Tuesday, February 24, 2009

The Race Card: How Bluffing About Bias Makes Race Relations Worse

by Richard Thompson Ford // Picador
A New York Times Notable Book of the Year

What do hurricane Katrina victims, millionaire rappers buying vintage champagne, and Ivy League professors waiting for taxis have in common? All have claimed to be victims of racism. But these days almost no one openly defends bigoted motives, so either a lot of people are lying about their true beliefs, or a lot of people are jumping to unwarranted conclusions--or just playing the race card. Daring, entertaining, and incisive, The Race Card brings sophisticated legal analysis, eye-popping anecdotes, and plain old common sense to this heated topic.

Not the GREATEST idea in the world but I liked the simplicity of this design. I desaturated the image to make it monochromatic and relate a little bit more to the subject.
An interesting thing I learned while designing this came about when I was determining the representational sizes of the cards on the cover. If I reduced the cards slightly smaller that actual size, it somehow looked wrong. I realized that if you have an object on the cover that's near to actual size and it's not, you spend too much time wondering why it looks off. So if it's near, make it actual or make it much bigger.


Ian Shimkoviak said...

love it. Simple execution and idea, but very memorable and pointed. Are those real cards?

Gould said...

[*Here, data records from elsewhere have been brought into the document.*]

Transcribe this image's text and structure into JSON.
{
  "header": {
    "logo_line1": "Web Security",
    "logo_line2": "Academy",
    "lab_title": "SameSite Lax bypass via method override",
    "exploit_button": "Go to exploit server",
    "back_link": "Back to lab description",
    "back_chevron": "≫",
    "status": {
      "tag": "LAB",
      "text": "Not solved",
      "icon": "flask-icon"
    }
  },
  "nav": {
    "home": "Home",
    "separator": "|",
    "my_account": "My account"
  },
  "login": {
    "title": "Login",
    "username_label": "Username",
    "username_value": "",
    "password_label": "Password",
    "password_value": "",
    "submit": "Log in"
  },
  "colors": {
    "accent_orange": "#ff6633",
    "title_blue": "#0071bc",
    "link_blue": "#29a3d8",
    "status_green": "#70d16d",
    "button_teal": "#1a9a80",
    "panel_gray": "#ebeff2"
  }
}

It's self evident, true, but very very efficient.

Aden said...

I guess the Uncanny Valley isn't just relegated to human likenesses, then.